Every record that follows needs to be written out again, exactly.
INPUT RECORDS START
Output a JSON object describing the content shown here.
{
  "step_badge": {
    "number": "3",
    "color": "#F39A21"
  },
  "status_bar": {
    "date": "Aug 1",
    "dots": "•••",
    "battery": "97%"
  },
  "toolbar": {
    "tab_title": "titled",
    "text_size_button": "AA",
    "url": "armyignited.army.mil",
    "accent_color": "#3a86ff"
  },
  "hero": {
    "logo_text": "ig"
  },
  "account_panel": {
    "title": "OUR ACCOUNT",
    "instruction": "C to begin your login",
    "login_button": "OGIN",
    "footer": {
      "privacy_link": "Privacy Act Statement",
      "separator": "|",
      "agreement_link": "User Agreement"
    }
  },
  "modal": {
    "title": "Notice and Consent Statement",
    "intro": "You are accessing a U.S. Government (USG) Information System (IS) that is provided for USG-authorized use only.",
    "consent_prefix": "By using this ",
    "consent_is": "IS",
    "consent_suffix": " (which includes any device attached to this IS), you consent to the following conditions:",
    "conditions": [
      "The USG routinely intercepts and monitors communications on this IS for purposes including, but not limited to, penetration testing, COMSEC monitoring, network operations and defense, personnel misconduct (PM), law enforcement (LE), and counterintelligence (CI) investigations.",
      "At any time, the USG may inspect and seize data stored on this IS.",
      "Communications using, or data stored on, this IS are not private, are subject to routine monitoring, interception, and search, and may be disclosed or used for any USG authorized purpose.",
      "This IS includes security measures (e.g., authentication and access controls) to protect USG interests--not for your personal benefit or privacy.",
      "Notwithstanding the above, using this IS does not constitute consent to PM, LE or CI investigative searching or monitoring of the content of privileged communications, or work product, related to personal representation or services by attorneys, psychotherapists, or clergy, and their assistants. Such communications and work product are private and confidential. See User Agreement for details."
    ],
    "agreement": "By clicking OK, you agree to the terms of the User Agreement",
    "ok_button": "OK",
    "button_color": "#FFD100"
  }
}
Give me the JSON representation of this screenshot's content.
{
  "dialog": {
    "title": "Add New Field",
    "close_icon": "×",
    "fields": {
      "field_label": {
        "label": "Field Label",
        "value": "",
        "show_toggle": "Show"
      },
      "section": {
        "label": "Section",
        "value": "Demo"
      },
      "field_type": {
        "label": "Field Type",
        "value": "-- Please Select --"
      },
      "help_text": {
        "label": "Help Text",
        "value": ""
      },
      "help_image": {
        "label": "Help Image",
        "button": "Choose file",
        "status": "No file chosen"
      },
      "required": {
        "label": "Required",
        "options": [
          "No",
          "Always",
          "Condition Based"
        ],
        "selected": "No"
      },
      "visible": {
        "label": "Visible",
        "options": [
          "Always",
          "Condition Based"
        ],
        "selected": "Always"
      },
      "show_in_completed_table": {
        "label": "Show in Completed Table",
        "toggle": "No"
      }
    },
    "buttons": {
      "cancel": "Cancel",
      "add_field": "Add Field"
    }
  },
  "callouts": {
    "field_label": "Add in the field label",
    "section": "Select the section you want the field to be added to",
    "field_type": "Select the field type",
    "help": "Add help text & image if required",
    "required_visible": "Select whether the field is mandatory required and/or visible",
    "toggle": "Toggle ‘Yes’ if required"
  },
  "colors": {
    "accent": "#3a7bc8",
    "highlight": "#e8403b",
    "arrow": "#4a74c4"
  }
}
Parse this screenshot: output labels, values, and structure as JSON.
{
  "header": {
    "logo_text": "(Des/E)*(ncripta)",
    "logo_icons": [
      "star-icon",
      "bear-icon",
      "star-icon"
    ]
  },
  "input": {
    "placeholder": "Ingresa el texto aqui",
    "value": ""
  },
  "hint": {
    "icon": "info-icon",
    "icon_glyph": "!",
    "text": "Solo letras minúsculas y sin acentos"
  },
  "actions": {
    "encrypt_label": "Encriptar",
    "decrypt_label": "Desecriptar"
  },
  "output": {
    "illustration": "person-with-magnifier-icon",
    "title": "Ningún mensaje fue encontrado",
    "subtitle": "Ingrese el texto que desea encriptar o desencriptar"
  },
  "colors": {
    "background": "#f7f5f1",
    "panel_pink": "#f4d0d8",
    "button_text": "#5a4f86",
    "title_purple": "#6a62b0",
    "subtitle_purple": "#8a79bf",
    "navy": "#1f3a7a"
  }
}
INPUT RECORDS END
RESPONSE TO THE EXERCISE>
Output a JSON object describing the content shown here.
{
  "step_badge": {
    "number": "3",
    "color": "#F39A21"
  },
  "status_bar": {
    "date": "Aug 1",
    "dots": "•••",
    "battery": "97%"
  },
  "toolbar": {
    "tab_title": "titled",
    "text_size_button": "AA",
    "url": "armyignited.army.mil",
    "accent_color": "#3a86ff"
  },
  "hero": {
    "logo_text": "ig"
  },
  "account_panel": {
    "title": "OUR ACCOUNT",
    "instruction": "C to begin your login",
    "login_button": "OGIN",
    "footer": {
      "privacy_link": "Privacy Act Statement",
      "separator": "|",
      "agreement_link": "User Agreement"
    }
  },
  "modal": {
    "title": "Notice and Consent Statement",
    "intro": "You are accessing a U.S. Government (USG) Information System (IS) that is provided for USG-authorized use only.",
    "consent_prefix": "By using this ",
    "consent_is": "IS",
    "consent_suffix": " (which includes any device attached to this IS), you consent to the following conditions:",
    "conditions": [
      "The USG routinely intercepts and monitors communications on this IS for purposes including, but not limited to, penetration testing, COMSEC monitoring, network operations and defense, personnel misconduct (PM), law enforcement (LE), and counterintelligence (CI) investigations.",
      "At any time, the USG may inspect and seize data stored on this IS.",
      "Communications using, or data stored on, this IS are not private, are subject to routine monitoring, interception, and search, and may be disclosed or used for any USG authorized purpose.",
      "This IS includes security measures (e.g., authentication and access controls) to protect USG interests--not for your personal benefit or privacy.",
      "Notwithstanding the above, using this IS does not constitute consent to PM, LE or CI investigative searching or monitoring of the content of privileged communications, or work product, related to personal representation or services by attorneys, psychotherapists, or clergy, and their assistants. Such communications and work product are private and confidential. See User Agreement for details."
    ],
    "agreement": "By clicking OK, you agree to the terms of the User Agreement",
    "ok_button": "OK",
    "button_color": "#FFD100"
  }
}
Give me the JSON representation of this screenshot's content.
{
  "dialog": {
    "title": "Add New Field",
    "close_icon": "×",
    "fields": {
      "field_label": {
        "label": "Field Label",
        "value": "",
        "show_toggle": "Show"
      },
      "section": {
        "label": "Section",
        "value": "Demo"
      },
      "field_type": {
        "label": "Field Type",
        "value": "-- Please Select --"
      },
      "help_text": {
        "label": "Help Text",
        "value": ""
      },
      "help_image": {
        "label": "Help Image",
        "button": "Choose file",
        "status": "No file chosen"
      },
      "required": {
        "label": "Required",
        "options": [
          "No",
          "Always",
          "Condition Based"
        ],
        "selected": "No"
      },
      "visible": {
        "label": "Visible",
        "options": [
          "Always",
          "Condition Based"
        ],
        "selected": "Always"
      },
      "show_in_completed_table": {
        "label": "Show in Completed Table",
        "toggle": "No"
      }
    },
    "buttons": {
      "cancel": "Cancel",
      "add_field": "Add Field"
    }
  },
  "callouts": {
    "field_label": "Add in the field label",
    "section": "Select the section you want the field to be added to",
    "field_type": "Select the field type",
    "help": "Add help text & image if required",
    "required_visible": "Select whether the field is mandatory required and/or visible",
    "toggle": "Toggle ‘Yes’ if required"
  },
  "colors": {
    "accent": "#3a7bc8",
    "highlight": "#e8403b",
    "arrow": "#4a74c4"
  }
}
Parse this screenshot: output labels, values, and structure as JSON.
{
  "header": {
    "logo_text": "(Des/E)*(ncripta)",
    "logo_icons": [
      "star-icon",
      "bear-icon",
      "star-icon"
    ]
  },
  "input": {
    "placeholder": "Ingresa el texto aqui",
    "value": ""
  },
  "hint": {
    "icon": "info-icon",
    "icon_glyph": "!",
    "text": "Solo letras minúsculas y sin acentos"
  },
  "actions": {
    "encrypt_label": "Encriptar",
    "decrypt_label": "Desecriptar"
  },
  "output": {
    "illustration": "person-with-magnifier-icon",
    "title": "Ningún mensaje fue encontrado",
    "subtitle": "Ingrese el texto que desea encriptar o desencriptar"
  },
  "colors": {
    "background": "#f7f5f1",
    "panel_pink": "#f4d0d8",
    "button_text": "#5a4f86",
    "title_purple": "#6a62b0",
    "subtitle_purple": "#8a79bf",
    "navy": "#1f3a7a"
  }
}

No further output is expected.